Almost every day, there's a news story in America of a child being accidentally shot by a friend or sibling. Between December 14th, 2012 (when the Newtown shooting occurred) and May 4, 2013, there were 137 accidental shootings of children and teens, 57 of those fatal. According to FBI records, 561 children were killed by guns, many of those accidental, from 2006-2010.
Recently, 18-year-old Premilla Lal was accidentally shot and killed by family friend, Nerreck Galley. Premilla was hiding in a closet, and jumped out to playfully scare Nerreck. Nerreck, startled, grabbed his gun and fired instantly.
Last weekend, in Bowie, Texas, 18-year-old Nate Maki was found dead in his truck. He had been on a camping trip with his friend, Michael Underwood, and their girlfriends. The four teenagers were planning on dove hunting when the season began early the next morning. Details from that night remain under investigation. Only this much is clear, the teens had been drinking, Underwood fired a rifle, and the bullet hit Maki in the head, instantly killing him.
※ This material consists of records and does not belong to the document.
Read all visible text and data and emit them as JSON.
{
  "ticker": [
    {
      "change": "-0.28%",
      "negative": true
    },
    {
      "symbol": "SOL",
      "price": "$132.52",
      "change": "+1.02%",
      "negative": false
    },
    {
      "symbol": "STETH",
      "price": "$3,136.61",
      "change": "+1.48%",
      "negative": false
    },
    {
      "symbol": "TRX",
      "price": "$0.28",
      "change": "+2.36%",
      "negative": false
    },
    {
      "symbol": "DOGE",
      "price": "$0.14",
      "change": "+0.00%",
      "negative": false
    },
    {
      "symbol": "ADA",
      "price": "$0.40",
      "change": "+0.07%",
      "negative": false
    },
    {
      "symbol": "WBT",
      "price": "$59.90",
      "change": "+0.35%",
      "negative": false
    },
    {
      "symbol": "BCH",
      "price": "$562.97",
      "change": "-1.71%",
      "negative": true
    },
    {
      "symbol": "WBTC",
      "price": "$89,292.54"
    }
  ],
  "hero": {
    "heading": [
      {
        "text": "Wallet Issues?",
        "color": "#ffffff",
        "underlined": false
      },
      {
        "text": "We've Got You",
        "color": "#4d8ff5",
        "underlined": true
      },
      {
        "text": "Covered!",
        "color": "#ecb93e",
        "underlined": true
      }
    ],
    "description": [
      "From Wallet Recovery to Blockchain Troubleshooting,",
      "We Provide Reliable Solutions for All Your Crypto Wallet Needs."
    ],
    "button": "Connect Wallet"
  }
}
So far, police say the death was a tragic accident.
I could have easily been another accidental gun death back in 2003, when I was 13.
One Saturday afternoon, I was hurting to pee, and discovered my oldest brother, Chet, hogging the hall bathroom. So, I bee lined for my parents' bathroom, which is tucked away in the back corner of my house and was pretty much off limits to us kids. I decided that this was an emergency, and used it anyway.
As I sat there, I heard someone open my parents' bedroom door. If you've lived with someone long enough, you learn to recognize footsteps, and I knew that it had to be one of my brothers, probably the younger one, Luke, since Chet was indisposed.
Luke was looking in our parents' closet for something, I don't remember what. Propped against one corner, he saw a high-powered rifle my father had recently bought. My brother has never been disturbed, or depressed, or suicidal. But, like many young men, he liked weapons. So, he picked the gun up to inspect it. He pointed it towards a back wall, and started to pull the trigger just as I came out of the bathroom, directly in the line of fire.
"Don't aim that at me!" I shouted, throwing my hands up in surrender. He turned, aiming the gun towards the ceiling. He put his eye in the scope, and pulled the trigger.
The gun went off, the bullet piercing the ceiling before lodging in the rafters above. My ears rang. Luke's eyes were wide with shock. When I could hear again, I could make out Chet, in the other bathroom, screaming through the thin drywall, "What the hell are you doing?"
My mom ran into the bedroom.
"What was that?" she demanded.
She took the gun away, safely storing it, but not telling us where.
"You are too old to play with guns," she scolded my brother.
"I didn't know it was loaded!" was his weak defense.
It's a scene that has played out in homes across the nation. Including 10-year-old Dalton Taylor's, who was accidentally killed after he and his friends found one of his dad's guns. My brother grew up around guns. He had gone hunting with our father. He knew gun safety. In that brief second, he made a stupid decision.
It should be noted that my brother would have never aimed a gun -- even if he knew for certain it was unloaded -- at another human being, and especially not me. There's no way he could have known I was in the bathroom. I hadn't turned on any lights in my desperate flee for the toilet, and when I tried to flush, I found it broken. If he had even heard that faint rattling of me messing with the handle, he probably ignored it, not knowing what it was.
That's my point. It doesn't matter how much you educate kids, or how much they "respect" guns. Accidents can happen. It only takes a perfect storm -- a father believing that a closet is a good enough hiding place until he can get a gun safe, ammo being accidentally left in the gun, an occupied bathroom, a broken toilet plunger, and most importantly, a brief second of stupidity on my brother's behalf.
Those things could have easily amounted in me being killed or at least critically injured. The only thing that saved me that day was timing. I shouted, getting my brother's attention just in time. I startled my brother, and luckily, his instinct was not to fire the gun, but to pull it away. The gun was aimed directly at my chest. Sometimes, I can still see the black barrel in that split second before it whirled upwards at the ceiling.
Shortly after this, while looking in the family's catch-all drawer, I found a box of plastic yellow gun-locks that hadn't been there before. My parents had learned from their mistakes, just as my brother has learned from his. Last year, while cleaning out a shed in our backyard, we came across a metal filing cabinet. The locks hadn't held up to the conditions inside the shed, and the drawer opened. In a paper bag was our grandfather's old pistol.
"Don't touch that," Luke said, walking over to the filing cabinet. He picked it up, and safely checked the gun for bullets. It was unloaded.
He tucked it back into its paper bag, and immediately took it to our father.